Making Change Work
Tony Laffoley, Program Director at UNC Executive Development authored a paper on "Making Change Work". Enjoy the summary and click below to download the full paper.
An outcome of today’s increasingly volatile, uncertain, complex and ambiguous (VUCA) business environment is constant and rapid change. Organizations unable to keep up with that change will quickly become obsolete. Far too many organizations, unfortunately, get failing grades when it comes to managing change initiatives. In his book Leading Change (Harvard Business School Press), change management expert John Kotter estimated that 70 percent of all change initiatives fail. HR and talent managers must not only be able to manage change, they must prepare leaders and employees to manage it as well.
Why Change Initiatives Fail
A 2012 study by Capgemini found that in these volatile times, change management should be a core competency in most organizations, yet its survey of Norwegian business leaders found that 45 percent of all companies currently do not excel at change management. So what does managing change effectively entail? The study found three areas in which organizations should strive to improve when implementing change initiatives:
David Leonard and Claude Coltea from Gallup assert that 70 percent of all change initiatives fail because change agents overlook the role front-line managers play in the success of the initiative. They also claim that HR professionals fail to develop in front-line managers the exact actions they need to take to make the changes happen. The main take away from Leonard and Coltea is the need to invest the time and the resources to achieve front-line manager support to a level where they drive the change as if they themselves made the decision.
Other reasons why change initiatives fail include:
- The lack of a clearly communicated strategy to stakeholders such as employees and customers.
- The lack of support and buy-in by key organizational leaders. Even if the change initiative is small in scope, senior leaders must be aware of it, understand why it is important to the organization as a whole, and “own” it as if the decision is in the best interests of their own employees.
- Senior leaders’ failure to understand the change initiative’s relevance and the failure to measure the change initiative’s progress.
- The lack of sufficient technology to implement and sustain the change initiative.
- The lack of positive and transparent reinforcement.
- A lack of understanding about how the change will actually impact employees.

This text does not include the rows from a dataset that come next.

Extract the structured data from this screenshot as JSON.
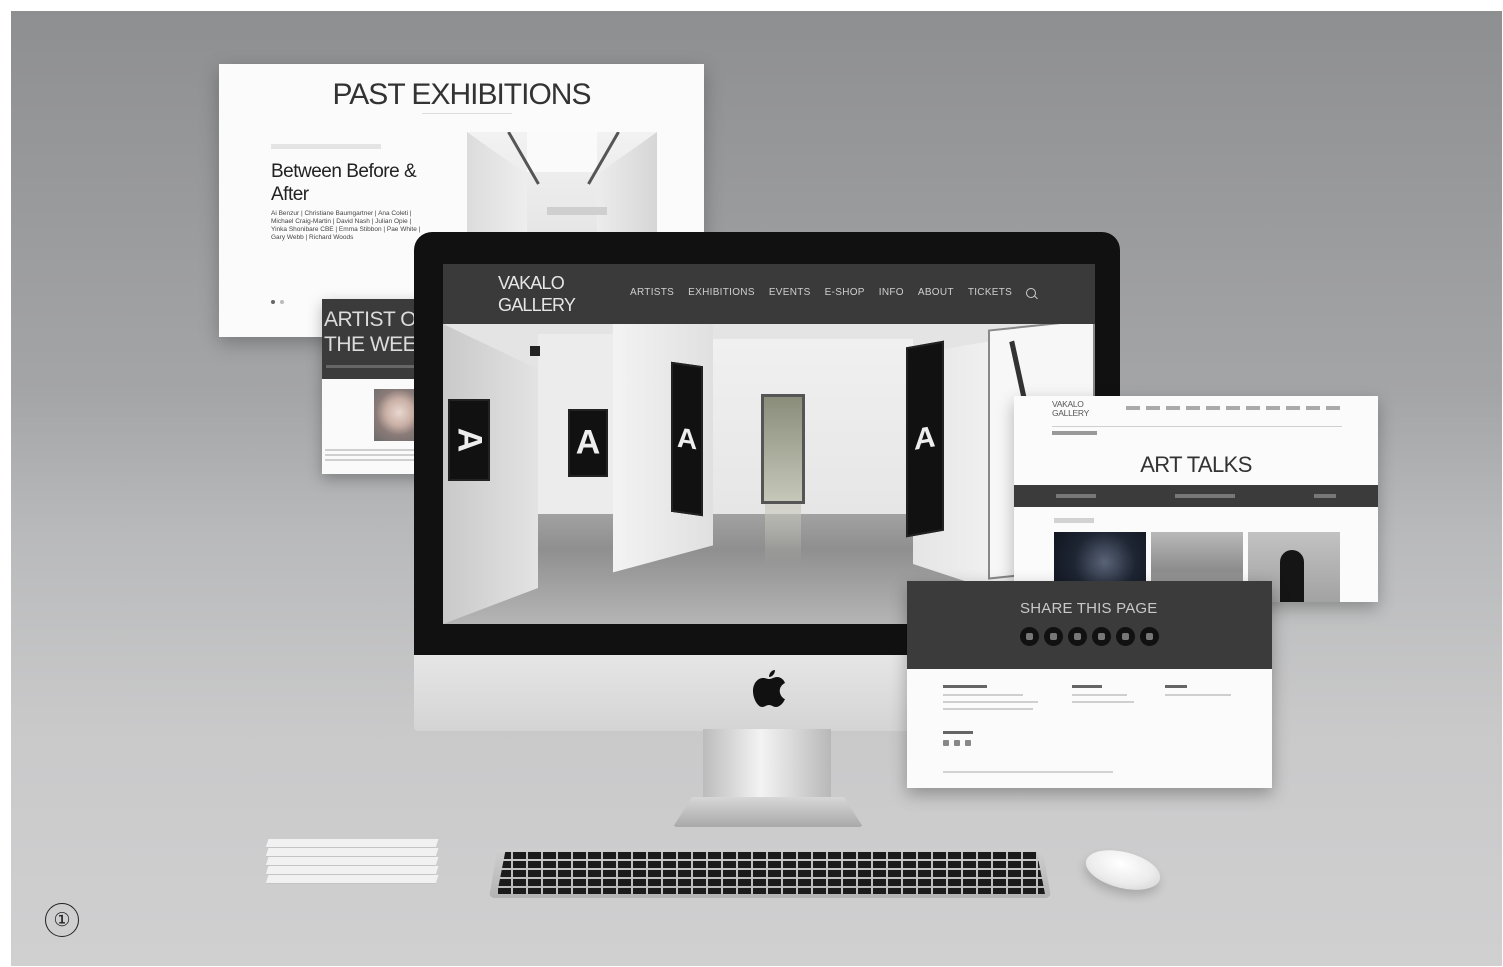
{
  "step_marker": "①",
  "past_exhibitions": {
    "heading": "PAST EXHIBITIONS",
    "exhibition_title": "Between Before & After",
    "artists": "Ai Benzur | Christiane Baumgartner | Ana Coleti | Michael Craig-Martin | David Nash | Julian Opie | Yinka Shonibare CBE | Emma Stibbon | Pae White | Gary Webb | Richard Woods"
  },
  "artist_of_week": {
    "heading": "ARTIST OF THE WEEK"
  },
  "site": {
    "logo": "VAKALO GALLERY",
    "menu": [
      "ARTISTS",
      "EXHIBITIONS",
      "EVENTS",
      "E-SHOP",
      "INFO",
      "ABOUT",
      "TICKETS"
    ],
    "search_icon": "search-icon"
  },
  "art_talks": {
    "logo": "VAKALO GALLERY",
    "heading": "ART TALKS"
  },
  "share": {
    "heading": "SHARE THIS PAGE",
    "icons": [
      "twitter-icon",
      "facebook-icon",
      "pinterest-icon",
      "tumblr-icon",
      "email-icon",
      "more-icon"
    ]
  },
  "colors": {
    "backdrop": "#a4a5a7",
    "nav_dark": "#3a3a3a",
    "card_white": "#fbfbfb"
  }
}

Failed change management initiatives can reduce employee productivity and morale and increase employee turnover. HR professionals can play a vital role in ensuring that change management initiatives succeed by getting onboard early in the planning process. HR can ensure that all employees—from front-line to senior leadership levels—have the skills and abilities needed to embrace the necessary changes, can help communicate the change initiative strategy to employees, and can make sure that employee reward and recognition is properly aligned.
Steps HR Can Take to Improve the Success Rate of a Change Initiative
- Obtain executive sponsorship.
- Identify the right change agents.
- Conduct a stakeholder analysis.
- Develop a communication plan.
- Pilot the change initiative
Change initiatives too often fail because not enough attention is paid to managing “the people” side of change. Many people naturally resist change—but that does not mean they won’t support it. HR professionals can help employees cope with and embrace change initiatives by establishing ownership for how the change will be managed, creating a clear vision, having open and early communication, and creating genuinely curious and robust feedback mechanisms.